Instructions to follow:
Would you find each line in the entries below with the string "output" and copy it?

Records supplied:
= = = = =

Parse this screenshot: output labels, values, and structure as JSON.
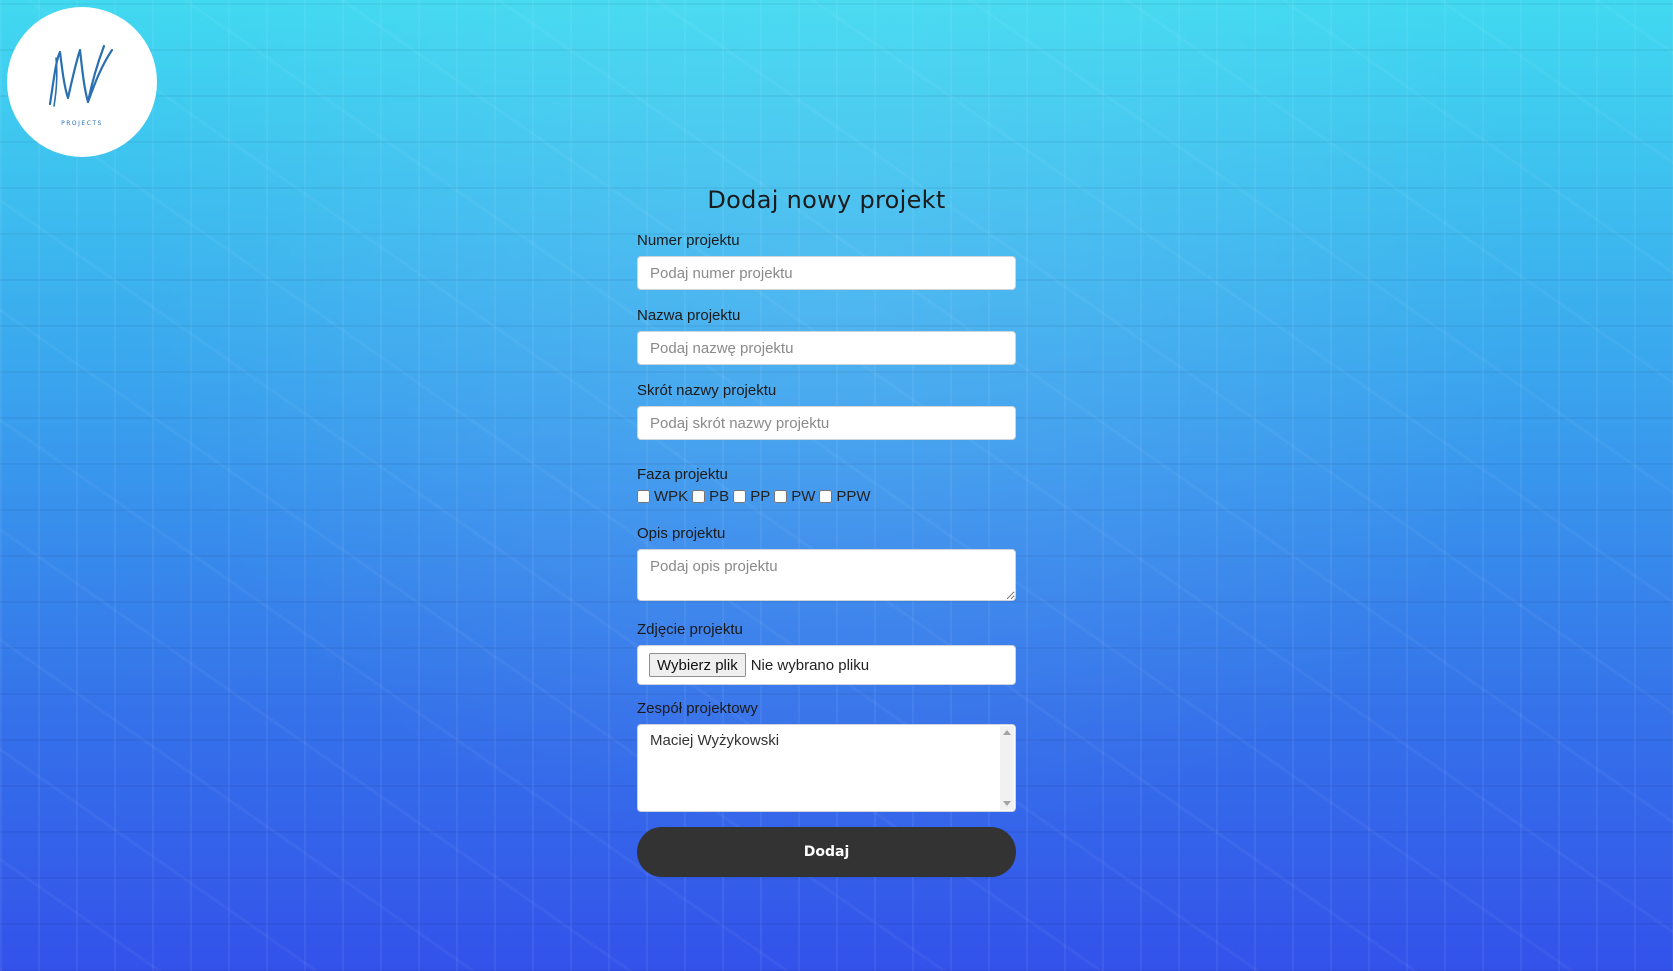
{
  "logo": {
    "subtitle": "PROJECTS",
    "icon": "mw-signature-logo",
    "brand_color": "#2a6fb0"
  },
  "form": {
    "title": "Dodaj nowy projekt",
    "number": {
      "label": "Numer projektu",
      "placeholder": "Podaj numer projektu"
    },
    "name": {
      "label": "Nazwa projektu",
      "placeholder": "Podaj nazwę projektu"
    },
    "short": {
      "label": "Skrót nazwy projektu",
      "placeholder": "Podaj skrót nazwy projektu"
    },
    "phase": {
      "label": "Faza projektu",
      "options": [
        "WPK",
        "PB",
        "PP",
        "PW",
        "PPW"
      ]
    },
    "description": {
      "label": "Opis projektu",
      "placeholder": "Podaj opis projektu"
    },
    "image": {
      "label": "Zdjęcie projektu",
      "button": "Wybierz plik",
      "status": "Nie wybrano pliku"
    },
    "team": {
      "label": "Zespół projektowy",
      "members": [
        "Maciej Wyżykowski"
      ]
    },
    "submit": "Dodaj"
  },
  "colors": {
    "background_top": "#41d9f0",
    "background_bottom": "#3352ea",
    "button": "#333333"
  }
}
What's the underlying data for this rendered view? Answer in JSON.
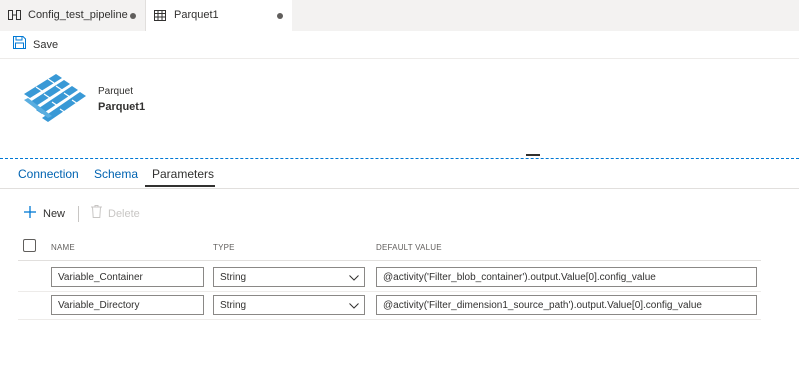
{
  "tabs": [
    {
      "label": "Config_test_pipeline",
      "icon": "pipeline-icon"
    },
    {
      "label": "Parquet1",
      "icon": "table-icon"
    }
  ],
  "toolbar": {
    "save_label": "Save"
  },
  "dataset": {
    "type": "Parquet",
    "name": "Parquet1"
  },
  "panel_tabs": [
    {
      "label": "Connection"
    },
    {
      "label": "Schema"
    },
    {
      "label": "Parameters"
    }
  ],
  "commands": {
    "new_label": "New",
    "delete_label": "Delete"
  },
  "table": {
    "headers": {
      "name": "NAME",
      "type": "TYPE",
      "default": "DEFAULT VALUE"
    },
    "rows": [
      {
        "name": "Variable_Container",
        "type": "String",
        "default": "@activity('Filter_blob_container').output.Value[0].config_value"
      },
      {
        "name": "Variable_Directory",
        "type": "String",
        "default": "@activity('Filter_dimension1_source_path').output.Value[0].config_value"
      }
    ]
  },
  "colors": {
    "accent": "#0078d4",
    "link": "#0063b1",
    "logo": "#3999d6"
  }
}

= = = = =

Written response:
Parse this screenshot: output labels, values, and structure as JSON.
        "default": "@activity('Filter_blob_container').output.Value[0].config_value"
        "default": "@activity('Filter_dimension1_source_path').output.Value[0].config_value"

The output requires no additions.